Spain's Roberto Sanchez crowned U23 World Champion
Spain’s latest triathlon sensation Roberto Sanchez applied the early pressure over a taxing 10km run to wrap up the 2019 U23 World Championships in Lausanne thanks to an imperious performance that left the strong field trailing in his wake.
A huge pack of athletes had flooded T2 together, almost all the pre-race favourites in contention, but it was the Spaniard who took proceedings by the throat, flying through the hilly final segment in little more than 32 minutes for the gold.
Behind him, last year’s Junior World Champion Csongor Lehmann clearly enjoyed his first Grand Final among the U23s, pulling away from Ran Sagiv of Israel to collect the silver and bronze respectively.
“I feel incredible,” said a thrilled Sanchez. “It was the perfect race for me. I was in the second group at the beginning of the bike course but we managed to work together and chase down the leaders. In the first lap of the run I gave it all and managed to open a 20-second gap, and then it was just a matter of maintaining it. This is the World Championships and I knew that there were really good runners in the field, I’m so happy with how the race went.
The men took to the pontoon on Lake Geneva with gold in their sights, but it was Australia’s Matthew Hauser who set the early pace in the water, leading the field round the first buoy, congestion behind as the likes of Seth Rider (USA) and Tayler Reid (NZL) sought a clear line.

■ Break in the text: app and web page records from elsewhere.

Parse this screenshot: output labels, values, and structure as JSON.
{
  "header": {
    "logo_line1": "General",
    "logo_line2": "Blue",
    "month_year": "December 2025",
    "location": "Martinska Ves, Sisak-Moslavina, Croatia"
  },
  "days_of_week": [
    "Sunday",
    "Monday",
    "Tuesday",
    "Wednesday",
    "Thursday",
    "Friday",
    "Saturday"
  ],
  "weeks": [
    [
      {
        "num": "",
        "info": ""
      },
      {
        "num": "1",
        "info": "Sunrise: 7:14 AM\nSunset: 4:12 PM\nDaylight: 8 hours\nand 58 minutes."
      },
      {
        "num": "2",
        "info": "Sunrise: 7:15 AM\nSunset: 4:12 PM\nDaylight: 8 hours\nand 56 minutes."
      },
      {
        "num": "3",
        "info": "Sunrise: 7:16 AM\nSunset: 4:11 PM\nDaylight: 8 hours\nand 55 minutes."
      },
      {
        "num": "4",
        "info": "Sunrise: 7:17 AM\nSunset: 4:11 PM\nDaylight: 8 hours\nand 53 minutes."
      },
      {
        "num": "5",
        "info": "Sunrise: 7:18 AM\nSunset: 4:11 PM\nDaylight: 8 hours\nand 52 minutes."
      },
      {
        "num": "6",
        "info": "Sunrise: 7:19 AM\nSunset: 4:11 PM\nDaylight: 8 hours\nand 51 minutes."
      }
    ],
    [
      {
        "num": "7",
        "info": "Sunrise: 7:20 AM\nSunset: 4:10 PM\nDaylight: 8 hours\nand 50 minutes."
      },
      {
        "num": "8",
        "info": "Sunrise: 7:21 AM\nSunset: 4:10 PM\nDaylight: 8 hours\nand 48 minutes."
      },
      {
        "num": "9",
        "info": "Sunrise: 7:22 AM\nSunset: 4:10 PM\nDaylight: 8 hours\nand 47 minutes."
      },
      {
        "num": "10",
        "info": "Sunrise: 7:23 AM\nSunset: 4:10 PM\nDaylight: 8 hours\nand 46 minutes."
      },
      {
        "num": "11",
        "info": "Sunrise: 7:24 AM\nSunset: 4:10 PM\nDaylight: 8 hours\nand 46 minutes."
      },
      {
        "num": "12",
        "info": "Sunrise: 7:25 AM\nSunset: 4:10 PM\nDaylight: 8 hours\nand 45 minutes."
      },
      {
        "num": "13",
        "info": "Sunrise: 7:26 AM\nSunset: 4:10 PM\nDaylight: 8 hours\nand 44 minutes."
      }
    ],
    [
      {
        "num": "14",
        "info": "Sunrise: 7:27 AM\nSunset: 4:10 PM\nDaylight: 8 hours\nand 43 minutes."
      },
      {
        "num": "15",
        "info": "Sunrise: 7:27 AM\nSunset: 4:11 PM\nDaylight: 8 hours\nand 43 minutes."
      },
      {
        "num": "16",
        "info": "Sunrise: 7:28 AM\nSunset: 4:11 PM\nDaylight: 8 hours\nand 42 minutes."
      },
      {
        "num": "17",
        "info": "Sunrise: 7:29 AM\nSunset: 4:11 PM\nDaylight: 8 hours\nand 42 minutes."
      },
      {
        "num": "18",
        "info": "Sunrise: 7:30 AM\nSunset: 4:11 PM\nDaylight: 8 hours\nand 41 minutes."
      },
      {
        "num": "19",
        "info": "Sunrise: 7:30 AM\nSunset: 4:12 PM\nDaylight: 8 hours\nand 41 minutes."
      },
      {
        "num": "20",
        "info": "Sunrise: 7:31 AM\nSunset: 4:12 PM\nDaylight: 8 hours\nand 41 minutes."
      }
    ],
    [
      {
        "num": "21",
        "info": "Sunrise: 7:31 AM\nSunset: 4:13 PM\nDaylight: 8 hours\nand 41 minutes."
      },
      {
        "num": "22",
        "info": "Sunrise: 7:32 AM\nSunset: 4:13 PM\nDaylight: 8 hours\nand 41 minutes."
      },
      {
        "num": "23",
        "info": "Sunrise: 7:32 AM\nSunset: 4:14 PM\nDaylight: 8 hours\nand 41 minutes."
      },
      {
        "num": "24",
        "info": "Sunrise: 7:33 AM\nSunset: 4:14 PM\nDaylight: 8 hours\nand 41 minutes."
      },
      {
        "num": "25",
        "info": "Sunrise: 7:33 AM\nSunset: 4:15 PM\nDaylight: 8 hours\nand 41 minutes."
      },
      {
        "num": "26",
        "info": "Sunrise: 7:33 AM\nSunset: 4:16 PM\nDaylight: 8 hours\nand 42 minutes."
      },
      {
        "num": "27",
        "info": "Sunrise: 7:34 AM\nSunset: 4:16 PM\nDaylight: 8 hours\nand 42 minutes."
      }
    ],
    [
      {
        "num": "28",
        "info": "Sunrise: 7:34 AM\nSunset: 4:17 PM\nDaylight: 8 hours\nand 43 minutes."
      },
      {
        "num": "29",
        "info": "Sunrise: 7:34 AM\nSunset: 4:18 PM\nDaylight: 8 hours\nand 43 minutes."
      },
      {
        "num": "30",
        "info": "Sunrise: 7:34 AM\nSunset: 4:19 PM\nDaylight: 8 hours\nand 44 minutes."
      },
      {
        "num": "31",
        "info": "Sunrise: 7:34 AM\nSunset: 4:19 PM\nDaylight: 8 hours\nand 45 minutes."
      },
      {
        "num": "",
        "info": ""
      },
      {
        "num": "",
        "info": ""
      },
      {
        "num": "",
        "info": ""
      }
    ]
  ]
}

It was Reid and Rider first into transition, Hauser first to put the hammer down on the bike, crowd favourite Fabian Meeusen sticking close over the opening stages and attacking the first climb.
What had been a strung-out field soon came together behind them, Brazil’s Kaue Willy and Simon Westermann (SUI) among those to merge into a 26-deep pack. Ran Sagiv was working hard to try and get his small group and Sanchez in touch, and as the lead group grew, it also stretched further away, 60 seconds the lead over chasers like Ben Dijkstra (GBR) and Charles Paquet after five laps of eight, the Canadian having fallen and remounted.
New Zealand’s Kyle Smith and Portugal’s Vasco Vilaca were doing the lion’s share of the work out front for the leaders and at the bell, Anton Ponomarev (RUS) was also looking fresh enough to find a big finish.
That effort had left little in the legs of Smith, and by the time they were out of transition for the second time, it was Sanchez who felt he could play his hand first, searing away from the masses to put in a first lap of four 20 seconds faster than his closest rival.
Csongor Lehmann was also starting to mount his challenge, leaving Brandon Copeland (AUS) Vilala and Moya to duke it out for fourth. Then the Hungarian dropped Sagiv, and while the race by then was nobody but the majestic Mantecon, the emotion on the face of Lehmann said it all, Sagiv equally thrilled with his place on the Grand Final podium.
Vilaca, Copeland and Moya finished in fourth, fifth, sixth, Diego Alejandro Lopez Acosta seventh, and a lightning-quick Ben Dijkstra run earned him eighth spot ahead of Hauser.
“That was a really big step up,” admitted Lehmann. “It was much much harder than last year because of the distance and this course was pretty hard. That hill is just, I am speechless. It’s unbelievable to be on the podium again, I did not expect it. This medal is for both me and my brother - we do everything together. We can’t always do our best on the same day but this medal is for the both of us.”
“I really can’t believe it,” said Sagiv afterwards. “It was such a demanding course, a demanding race. I feel so grateful to my family and my coach, I am honoured every day and every weekend to race for this flag and country.”
For the full men’s results click here